Quinn's Book Summary
William Kennedy

Everything you need to understand or teach Quinn's Book by William Kennedy.

  • Quinn's Book Summary & Study Guide

Quinn's Book Summary

As in Kennedy's other novels, a major theme in Quinn'sBook is regeneration. Just as Albany transcends the destructive ice, flood, and fire that open the novel, so does the United States transcend the effects of the Civil War. That the country is slowly regenerating is evident as Daniel Quinn sits on the veranda of Saratoga Springs' United States Hotel and reads in the Tribune about a Confederate officer who says the battle of Vicksburg "has proven fatal to our cause." The officer's comment foretells the end of the Civil War and the eventual healing of the country's wounds.

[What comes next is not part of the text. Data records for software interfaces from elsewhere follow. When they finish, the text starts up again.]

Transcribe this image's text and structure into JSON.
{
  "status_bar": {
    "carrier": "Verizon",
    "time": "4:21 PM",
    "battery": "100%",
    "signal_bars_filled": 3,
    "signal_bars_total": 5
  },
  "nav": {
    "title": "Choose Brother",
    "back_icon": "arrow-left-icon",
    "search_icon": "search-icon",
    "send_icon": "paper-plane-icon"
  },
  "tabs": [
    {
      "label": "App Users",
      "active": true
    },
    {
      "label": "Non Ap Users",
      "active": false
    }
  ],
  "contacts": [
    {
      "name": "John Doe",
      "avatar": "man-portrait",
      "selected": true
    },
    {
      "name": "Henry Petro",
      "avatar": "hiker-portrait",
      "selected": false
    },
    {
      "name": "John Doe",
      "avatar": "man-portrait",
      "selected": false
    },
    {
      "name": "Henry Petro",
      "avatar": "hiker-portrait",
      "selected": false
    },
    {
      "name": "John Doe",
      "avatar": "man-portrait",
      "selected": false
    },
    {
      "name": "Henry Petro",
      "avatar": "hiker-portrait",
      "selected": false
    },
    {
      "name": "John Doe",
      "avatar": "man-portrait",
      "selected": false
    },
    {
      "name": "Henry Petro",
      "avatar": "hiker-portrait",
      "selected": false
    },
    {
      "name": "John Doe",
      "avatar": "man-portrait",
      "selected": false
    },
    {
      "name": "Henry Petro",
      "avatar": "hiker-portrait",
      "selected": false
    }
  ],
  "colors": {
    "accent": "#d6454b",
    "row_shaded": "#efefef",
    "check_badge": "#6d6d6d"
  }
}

In fact, the nation's regenerative process is symbolized in the carriage procession that contains an "American motley"— farmers, soldiers, bankers, writers, politicians, lawyers, actors, and widows—all moving at "inch-pace progress" toward the new race course.

As Daniel Quinn and Emmett Daugherty watch the famine Irish boarding freight...

(read more from the Short Guide)